To ease the transition, we caught up with longtime standup paddle surfing connoisseur and Infinity SUP shop manager Justin Van Dyck for some key factors to consider when selecting your first board. Here’s what he had to say.
There are many factors to consider when choosing a SUP surfboard. What is your experience/skill level? What type of waves do you plan on surfing? What is more important to you: stability or performance?
After you ask yourself these questions, you can then choose a design that will help you achieve those goals — [a] longer, wider-nose board for nose-riding, something strictly for progressive surfing or something that bridges the gap.
There are lots of different shapes within the SUP surfing sub-genre, so it’s important to figure out what you want to do with your SUP, then figure out what board will get you there most efficiently.
If the individual is new and learning or just wants to have fun riding waves, stability is always going to be the biggest factor. A nice, stable board will make all the little things much easier.
If you are more advanced and wanting to progress, there are board designs that can work as a one-board quiver, but most guys that are really into it will need one to three different boards to span a full range of conditions and styles of surfing.
A good place to start is to figure out the dimensions of a board you’ve tried that felt good and was easy for you. Use that as a baseline of what you know you can paddle.
This should give you an idea if the board was way too stable or not stable enough; then you can make judgments based off that. Demo[ing] or renting is the best way to get an idea about what type of board you want and also is a great way to gauge what size you can handle.
A very common-size performance board for an average 180-pound male who is intermediate would look something like 8’5″ x 30″ x 125L, and a very common-size performance board for an average 125-pound female would look something like 8’2″ x 28″ x 115L.
Single-fins track straight and are generally used with a larger fin, so they tend to be more stable. They have a smooth, dependable feeling while turning but lack quick rail-to-rail maneuvering and tend to have a governor on speed.

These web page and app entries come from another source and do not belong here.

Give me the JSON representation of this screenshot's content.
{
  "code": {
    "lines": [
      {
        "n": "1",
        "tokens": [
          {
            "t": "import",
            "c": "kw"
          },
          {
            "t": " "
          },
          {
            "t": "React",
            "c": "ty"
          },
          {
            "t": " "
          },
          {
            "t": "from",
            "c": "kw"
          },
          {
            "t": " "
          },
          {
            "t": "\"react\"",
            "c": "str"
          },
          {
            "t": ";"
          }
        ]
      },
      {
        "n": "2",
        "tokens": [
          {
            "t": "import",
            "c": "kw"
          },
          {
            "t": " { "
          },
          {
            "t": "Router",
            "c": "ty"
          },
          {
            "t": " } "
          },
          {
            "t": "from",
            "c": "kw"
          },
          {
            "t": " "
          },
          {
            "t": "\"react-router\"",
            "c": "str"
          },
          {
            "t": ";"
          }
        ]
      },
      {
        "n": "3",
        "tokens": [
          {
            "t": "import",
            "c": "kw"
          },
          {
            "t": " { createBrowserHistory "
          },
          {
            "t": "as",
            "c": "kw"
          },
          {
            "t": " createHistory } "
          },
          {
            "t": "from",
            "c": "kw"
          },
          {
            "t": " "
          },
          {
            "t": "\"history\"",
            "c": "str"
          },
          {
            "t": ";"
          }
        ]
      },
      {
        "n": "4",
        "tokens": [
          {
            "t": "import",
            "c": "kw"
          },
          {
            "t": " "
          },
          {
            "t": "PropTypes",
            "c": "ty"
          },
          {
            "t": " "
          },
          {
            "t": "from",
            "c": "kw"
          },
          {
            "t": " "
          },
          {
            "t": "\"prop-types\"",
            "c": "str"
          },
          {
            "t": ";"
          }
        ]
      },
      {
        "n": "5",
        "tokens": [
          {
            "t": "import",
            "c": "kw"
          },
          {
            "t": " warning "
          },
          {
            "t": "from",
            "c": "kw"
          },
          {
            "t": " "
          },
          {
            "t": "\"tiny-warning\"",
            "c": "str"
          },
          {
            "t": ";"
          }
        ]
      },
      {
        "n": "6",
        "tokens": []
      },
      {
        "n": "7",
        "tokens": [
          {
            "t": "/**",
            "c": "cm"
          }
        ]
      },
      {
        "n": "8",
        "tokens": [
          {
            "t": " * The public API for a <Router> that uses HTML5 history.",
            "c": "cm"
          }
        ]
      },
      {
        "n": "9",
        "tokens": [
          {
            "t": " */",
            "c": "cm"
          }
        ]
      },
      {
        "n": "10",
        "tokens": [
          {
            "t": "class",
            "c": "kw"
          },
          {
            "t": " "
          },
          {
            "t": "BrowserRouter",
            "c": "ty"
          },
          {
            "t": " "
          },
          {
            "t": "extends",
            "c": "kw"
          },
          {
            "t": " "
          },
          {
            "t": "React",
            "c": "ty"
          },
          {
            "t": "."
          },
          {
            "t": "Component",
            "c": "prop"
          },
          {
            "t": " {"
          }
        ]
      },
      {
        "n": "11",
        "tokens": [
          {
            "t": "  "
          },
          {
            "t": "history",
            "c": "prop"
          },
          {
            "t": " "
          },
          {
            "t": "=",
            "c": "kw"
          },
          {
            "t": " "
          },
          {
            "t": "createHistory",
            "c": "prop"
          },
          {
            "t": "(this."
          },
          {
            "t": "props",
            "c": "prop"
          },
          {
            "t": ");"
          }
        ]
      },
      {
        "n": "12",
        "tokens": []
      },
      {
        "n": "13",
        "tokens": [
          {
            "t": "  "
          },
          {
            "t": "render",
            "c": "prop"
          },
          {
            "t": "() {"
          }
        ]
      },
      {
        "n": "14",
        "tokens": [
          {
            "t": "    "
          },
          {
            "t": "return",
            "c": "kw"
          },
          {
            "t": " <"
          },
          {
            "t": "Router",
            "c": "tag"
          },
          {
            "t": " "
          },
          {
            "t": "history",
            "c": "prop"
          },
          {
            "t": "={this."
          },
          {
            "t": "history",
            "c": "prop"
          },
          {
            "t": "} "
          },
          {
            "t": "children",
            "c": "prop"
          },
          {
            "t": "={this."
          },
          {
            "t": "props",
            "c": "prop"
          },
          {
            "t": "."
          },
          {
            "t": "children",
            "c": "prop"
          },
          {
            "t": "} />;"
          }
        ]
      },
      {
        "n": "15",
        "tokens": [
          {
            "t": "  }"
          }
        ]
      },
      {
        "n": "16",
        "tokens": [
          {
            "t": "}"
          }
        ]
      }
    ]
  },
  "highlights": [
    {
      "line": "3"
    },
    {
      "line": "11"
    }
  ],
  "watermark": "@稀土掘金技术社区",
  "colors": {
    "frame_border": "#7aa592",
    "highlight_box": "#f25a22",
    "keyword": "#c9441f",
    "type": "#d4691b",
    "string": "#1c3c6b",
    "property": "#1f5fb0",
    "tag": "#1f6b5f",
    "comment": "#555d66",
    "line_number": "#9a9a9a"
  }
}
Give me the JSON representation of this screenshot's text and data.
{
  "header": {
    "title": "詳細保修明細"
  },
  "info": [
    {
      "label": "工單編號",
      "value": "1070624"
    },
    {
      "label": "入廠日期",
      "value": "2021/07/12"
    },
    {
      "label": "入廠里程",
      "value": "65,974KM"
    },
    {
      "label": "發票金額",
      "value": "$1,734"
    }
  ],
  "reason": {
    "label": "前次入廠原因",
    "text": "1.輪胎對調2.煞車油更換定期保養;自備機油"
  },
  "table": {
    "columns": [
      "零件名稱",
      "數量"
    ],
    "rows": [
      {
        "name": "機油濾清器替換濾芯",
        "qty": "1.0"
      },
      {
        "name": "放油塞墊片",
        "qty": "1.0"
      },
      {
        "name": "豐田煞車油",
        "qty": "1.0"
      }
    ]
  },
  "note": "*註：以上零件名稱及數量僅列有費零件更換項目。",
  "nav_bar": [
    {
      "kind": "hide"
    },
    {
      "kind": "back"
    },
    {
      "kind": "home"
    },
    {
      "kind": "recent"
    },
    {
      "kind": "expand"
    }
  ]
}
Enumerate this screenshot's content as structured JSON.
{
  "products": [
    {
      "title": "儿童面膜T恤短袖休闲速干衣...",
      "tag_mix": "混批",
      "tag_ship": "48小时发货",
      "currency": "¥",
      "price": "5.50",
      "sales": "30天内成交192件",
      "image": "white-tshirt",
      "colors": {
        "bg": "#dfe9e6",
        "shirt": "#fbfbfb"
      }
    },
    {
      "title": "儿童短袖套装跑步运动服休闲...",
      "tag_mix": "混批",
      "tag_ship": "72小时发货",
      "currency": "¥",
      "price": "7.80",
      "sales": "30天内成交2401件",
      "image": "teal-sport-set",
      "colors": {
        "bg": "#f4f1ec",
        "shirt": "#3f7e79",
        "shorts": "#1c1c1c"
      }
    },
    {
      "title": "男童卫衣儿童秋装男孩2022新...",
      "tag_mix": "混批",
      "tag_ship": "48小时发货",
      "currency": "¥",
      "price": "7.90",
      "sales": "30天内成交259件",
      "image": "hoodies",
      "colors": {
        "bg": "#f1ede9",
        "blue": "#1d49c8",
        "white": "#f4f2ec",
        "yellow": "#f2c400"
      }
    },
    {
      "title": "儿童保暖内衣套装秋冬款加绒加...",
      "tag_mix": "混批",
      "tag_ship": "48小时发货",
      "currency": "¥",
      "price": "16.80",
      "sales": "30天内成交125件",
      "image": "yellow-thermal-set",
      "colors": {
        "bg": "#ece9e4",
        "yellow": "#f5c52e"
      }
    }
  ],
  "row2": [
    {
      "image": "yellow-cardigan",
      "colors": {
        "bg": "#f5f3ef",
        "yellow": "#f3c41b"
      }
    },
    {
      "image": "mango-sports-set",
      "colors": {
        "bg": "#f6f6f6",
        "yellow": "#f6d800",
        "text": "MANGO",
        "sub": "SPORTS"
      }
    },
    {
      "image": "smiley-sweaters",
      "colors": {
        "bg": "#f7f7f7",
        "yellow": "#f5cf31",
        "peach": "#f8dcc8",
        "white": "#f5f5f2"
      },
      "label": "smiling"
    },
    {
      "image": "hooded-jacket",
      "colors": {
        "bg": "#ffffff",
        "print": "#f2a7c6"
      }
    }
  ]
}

Three fins is the most common for wave riding. They blend the best combination of stability, speed and performance.
Quad fins are the fastest setup of them all and turn very nice[ly]. Some good surfers don’t like them because a thruster feels so positive off the bottom of the wave. We think 90 percent of SUP surfers should be on quads because the benefits outweigh the negatives that only advanced surfers can feel.
You definitely get what you pay for. For some people a cheap board is all they want/need, and there is nothing wrong with that, but if you’re loving the sport and use your board often, it’s worth the extra money to get nice equipment that will perform and last.
SUP is a cheap sport compared to others. After the initial purchase of a board and paddle, there is no lift ticket, there is no monthly membership fee and there are no green fees.
More from SUP Magazine